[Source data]
================================
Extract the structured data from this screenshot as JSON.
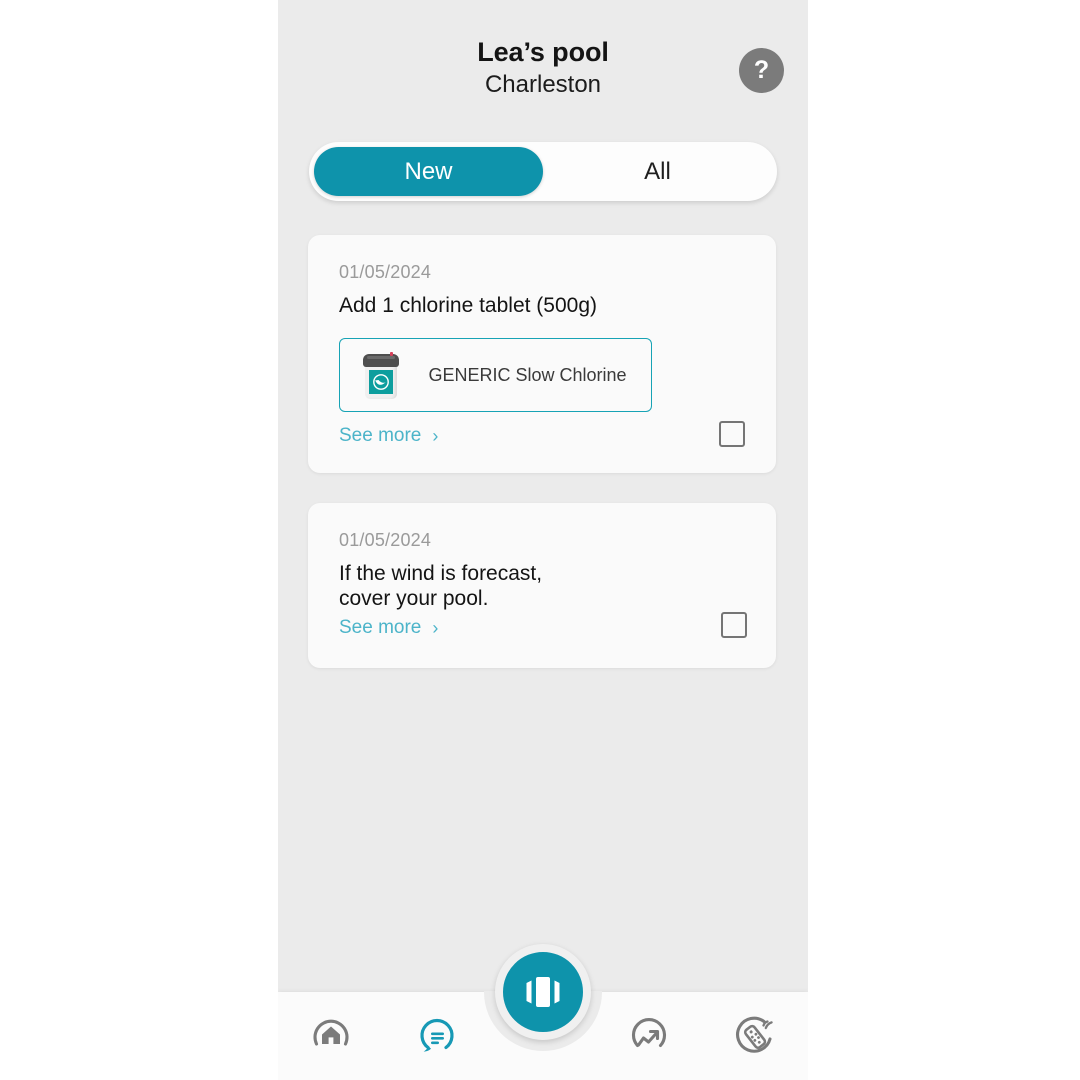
{
  "header": {
    "title": "Lea’s pool",
    "subtitle": "Charleston",
    "help_icon": "question-mark-icon",
    "help_glyph": "?"
  },
  "filter_tabs": {
    "selected": "New",
    "options": [
      {
        "label": "New",
        "active": true
      },
      {
        "label": "All",
        "active": false
      }
    ]
  },
  "cards": [
    {
      "date": "01/05/2024",
      "title": "Add 1 chlorine tablet (500g)",
      "product": {
        "name": "GENERIC Slow Chlorine",
        "thumb_icon": "chlorine-bucket-icon"
      },
      "see_more_label": "See more",
      "chevron_glyph": "›",
      "checkbox_checked": false
    },
    {
      "date": "01/05/2024",
      "title": "If the wind is forecast,\ncover your pool.",
      "see_more_label": "See more",
      "chevron_glyph": "›",
      "checkbox_checked": false
    }
  ],
  "bottom_nav": {
    "items": [
      {
        "name": "home",
        "icon": "home-arc-icon",
        "active": false
      },
      {
        "name": "messages",
        "icon": "chat-bubble-icon",
        "active": true
      },
      {
        "name": "analytics",
        "icon": "trend-arrow-arc-icon",
        "active": false
      },
      {
        "name": "remote",
        "icon": "remote-control-icon",
        "active": false
      }
    ],
    "fab": {
      "name": "carousel",
      "icon": "carousel-slides-icon"
    }
  },
  "colors": {
    "accent": "#0e93ab",
    "accent_light": "#4cb4c9",
    "product_border": "#17a3b5",
    "page_bg": "#ebebeb",
    "card_bg": "#fafafa",
    "icon_gray": "#7b7b7b",
    "text_dark": "#141414",
    "text_muted": "#9a9a9a"
  }
}
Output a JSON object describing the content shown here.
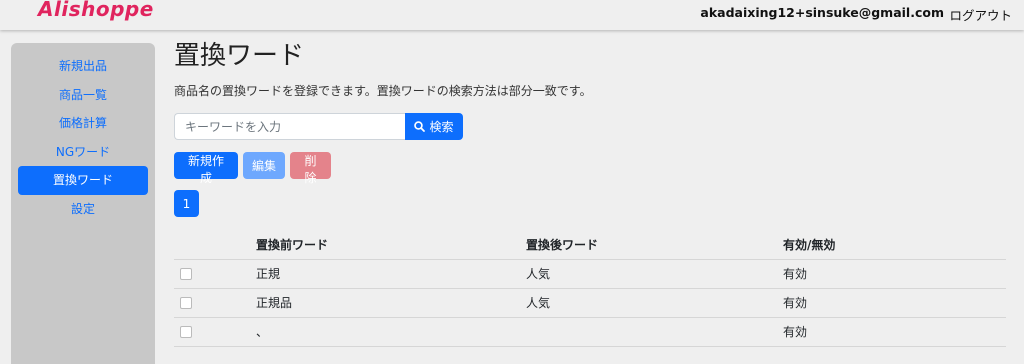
{
  "header": {
    "logo": "Alishoppe",
    "email": "akadaixing12+sinsuke@gmail.com",
    "logout": "ログアウト"
  },
  "sidebar": {
    "items": [
      {
        "label": "新規出品"
      },
      {
        "label": "商品一覧"
      },
      {
        "label": "価格計算"
      },
      {
        "label": "NGワード"
      },
      {
        "label": "置換ワード",
        "active": true
      },
      {
        "label": "設定"
      }
    ]
  },
  "main": {
    "title": "置換ワード",
    "description": "商品名の置換ワードを登録できます。置換ワードの検索方法は部分一致です。",
    "search": {
      "placeholder": "キーワードを入力",
      "button": "検索",
      "icon": "search-icon"
    },
    "buttons": {
      "create": "新規作成",
      "edit": "編集",
      "delete": "削除"
    },
    "pagination": {
      "current": "1"
    },
    "table": {
      "headers": [
        "置換前ワード",
        "置換後ワード",
        "有効/無効"
      ],
      "rows": [
        {
          "before": "正規",
          "after": "人気",
          "status": "有効"
        },
        {
          "before": "正規品",
          "after": "人気",
          "status": "有効"
        },
        {
          "before": "、",
          "after": "",
          "status": "有効"
        }
      ]
    }
  },
  "colors": {
    "primary": "#0d6efd",
    "logo": "#e0245e",
    "sidebar_bg": "#c8c8c8",
    "page_bg": "#efefef"
  }
}
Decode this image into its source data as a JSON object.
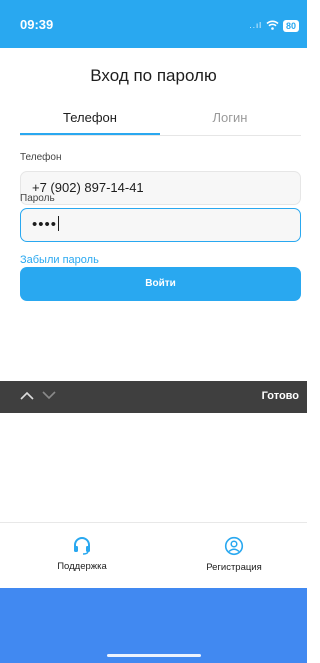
{
  "status_bar": {
    "time": "09:39",
    "signal": "..ıl",
    "wifi_icon": "wifi-icon",
    "battery": "80"
  },
  "title": "Вход по паролю",
  "tabs": [
    {
      "label": "Телефон",
      "active": true
    },
    {
      "label": "Логин",
      "active": false
    }
  ],
  "phone": {
    "label": "Телефон",
    "value": "+7 (902) 897-14-41"
  },
  "password": {
    "label": "Пароль",
    "value": "••••"
  },
  "forgot_link": "Забыли пароль",
  "login_button": "Войти",
  "keyboard_toolbar": {
    "up_icon": "chevron-up-icon",
    "down_icon": "chevron-down-icon",
    "done": "Готово"
  },
  "bottom_nav": [
    {
      "label": "Поддержка",
      "icon": "headset-icon"
    },
    {
      "label": "Регистрация",
      "icon": "user-circle-icon"
    }
  ],
  "colors": {
    "accent": "#29a8f0",
    "footer": "#4189f1",
    "toolbar": "#3f3f3f"
  }
}
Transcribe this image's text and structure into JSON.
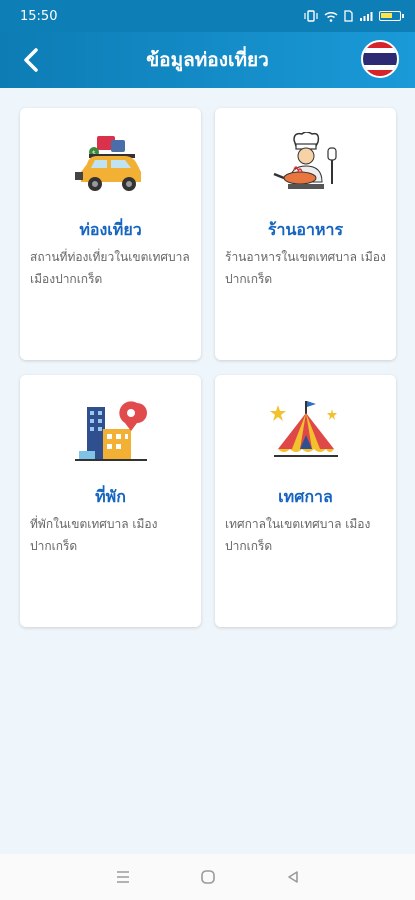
{
  "status_bar": {
    "time": "15:50",
    "icons": [
      "vibrate-icon",
      "wifi-icon",
      "sim-icon",
      "signal-icon",
      "battery-icon"
    ]
  },
  "app_bar": {
    "title": "ข้อมูลท่องเที่ยว",
    "back_icon": "chevron-left-icon",
    "language_flag": "thailand-flag-icon"
  },
  "cards": [
    {
      "title": "ท่องเที่ยว",
      "description": "สถานที่ท่องเที่ยวในเขตเทศบาล เมืองปากเกร็ด",
      "icon": "car-luggage-icon"
    },
    {
      "title": "ร้านอาหาร",
      "description": "ร้านอาหารในเขตเทศบาล เมืองปากเกร็ด",
      "icon": "chef-cooking-icon"
    },
    {
      "title": "ที่พัก",
      "description": "ที่พักในเขตเทศบาล เมืองปากเกร็ด",
      "icon": "hotel-pin-icon"
    },
    {
      "title": "เทศกาล",
      "description": "เทศกาลในเขตเทศบาล เมืองปากเกร็ด",
      "icon": "festival-tent-icon"
    }
  ],
  "nav_bar": {
    "icons": [
      "menu-icon",
      "home-icon",
      "back-icon"
    ]
  },
  "colors": {
    "primary": "#0e7fb6",
    "title_blue": "#1565c0",
    "background": "#eef5fb"
  }
}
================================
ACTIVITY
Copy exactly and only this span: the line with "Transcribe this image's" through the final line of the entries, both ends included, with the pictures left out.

EXPECTED OUTPUT
Transcribe this image's text and structure into JSON.
{
  "status_bar": {
    "time": "15:50",
    "icons": [
      "vibrate-icon",
      "wifi-icon",
      "sim-icon",
      "signal-icon",
      "battery-icon"
    ]
  },
  "app_bar": {
    "title": "ข้อมูลท่องเที่ยว",
    "back_icon": "chevron-left-icon",
    "language_flag": "thailand-flag-icon"
  },
  "cards": [
    {
      "title": "ท่องเที่ยว",
      "description": "สถานที่ท่องเที่ยวในเขตเทศบาล เมืองปากเกร็ด",
      "icon": "car-luggage-icon"
    },
    {
      "title": "ร้านอาหาร",
      "description": "ร้านอาหารในเขตเทศบาล เมืองปากเกร็ด",
      "icon": "chef-cooking-icon"
    },
    {
      "title": "ที่พัก",
      "description": "ที่พักในเขตเทศบาล เมืองปากเกร็ด",
      "icon": "hotel-pin-icon"
    },
    {
      "title": "เทศกาล",
      "description": "เทศกาลในเขตเทศบาล เมืองปากเกร็ด",
      "icon": "festival-tent-icon"
    }
  ],
  "nav_bar": {
    "icons": [
      "menu-icon",
      "home-icon",
      "back-icon"
    ]
  },
  "colors": {
    "primary": "#0e7fb6",
    "title_blue": "#1565c0",
    "background": "#eef5fb"
  }
}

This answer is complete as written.